Along with ABC News’ “GMA3” temporary replacement “Pandemic: What You Need to Know,” CBS News has also redesigned its coronavirus graphics.

Beginning Monday, April 13, 2020, both “CBS This Morning” and “CBS Evening News” dropped the yellow and blue look in favor of a red, blue and white design.

This new design uses muted blue and white background with subtle ring accents along with grid marks, horizontal and diagonal lines and dot and square accents.

Most applications do not include any imagery of the virus itself but rather a world map, some of which have red marks on them, presumably meant to represent “hotspots” on them. 

“CBS This Morning” updated its lower thirds to have a clear and white gradient along with red accents, including a line accents and a red box for “The Race to Respond” (this tagline is also now read in the show’s teases, whereas it was yellow before).


Other updated graphics include on set video walls and fullscreens, sidebars and other elements. There are also now semi-transparent white boxes along with bold read header boxes.

There are also options to use the new look as more of a “secondary” design element and using another image in the main portion of the on set video graphics used in “Evening” along with a text headline below.

The photo is framed by angled elements carried over from the previous look.

In the early days of the outbreak, CBS used a red and yellow look with a distinct font spelling out “Coronavirus.” 

On March 6, 2020, the network used the entire second hour of “CBS This Morning” to cover the then early outbreak and switched to a gold and blue design, switching to a slightly streamlined font and adding “The Race to Respond” as a tagline.

That look, in turn, eventually evolved into a look that appeared to revert back to the original font to spell out “coronavirus.”

“Race to Respond” stuck around.

The look was tweaked to use a different shade of yellow — and then started showing up on both “This Morning” and “Evening News.” Other elements carried over included the virus and vector backgrounds.
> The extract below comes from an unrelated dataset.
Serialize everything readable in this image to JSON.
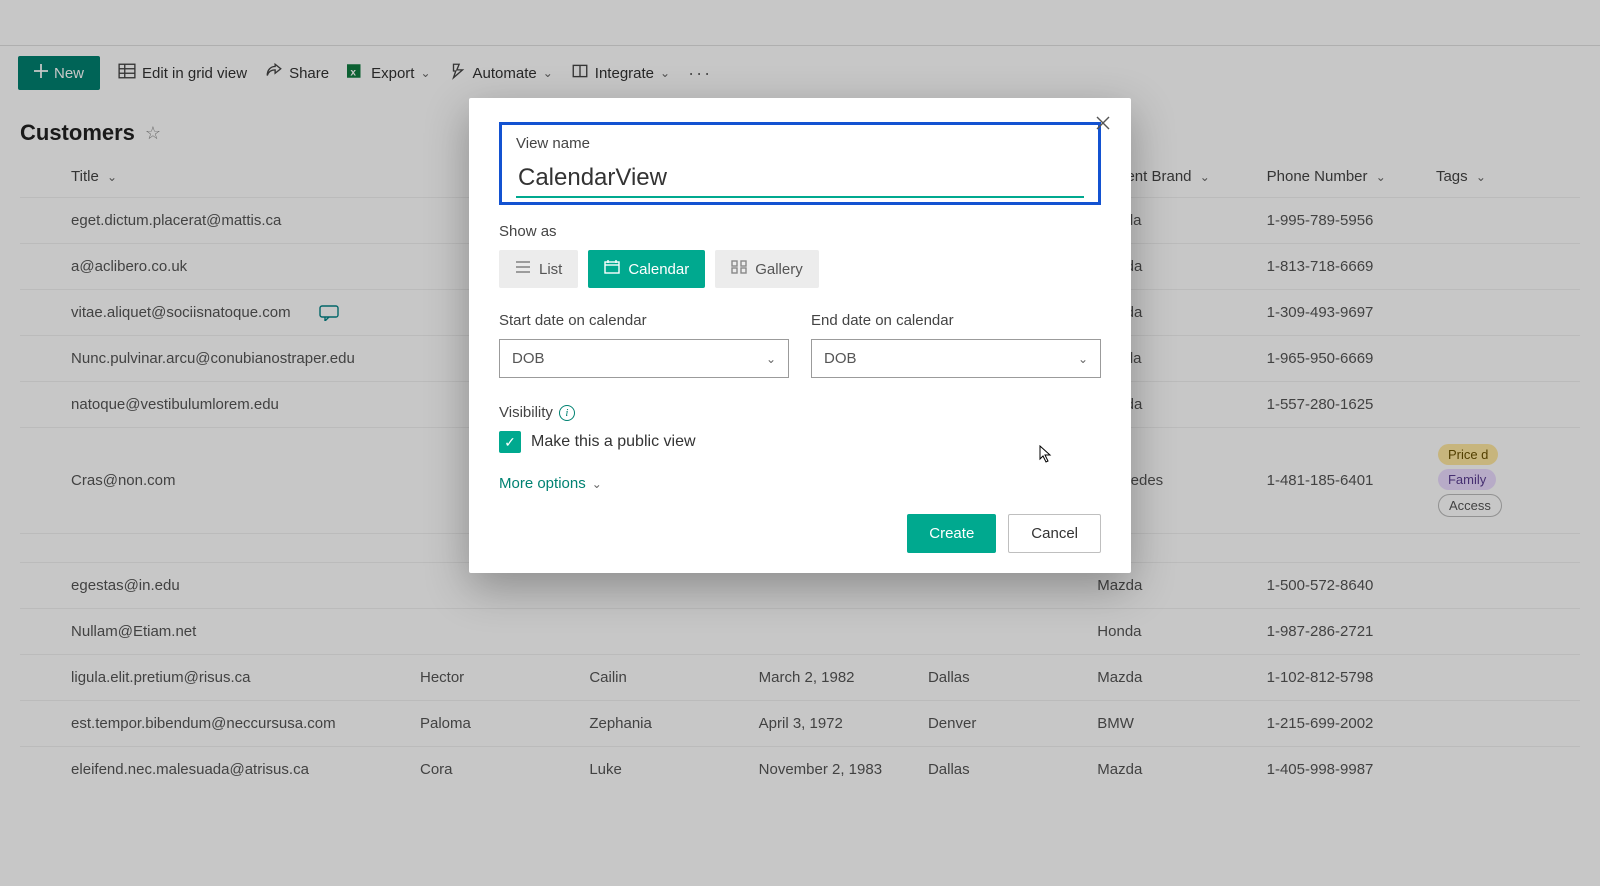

“CBS This Morning” also used a matching top tier on its lower third inserts during most coverage.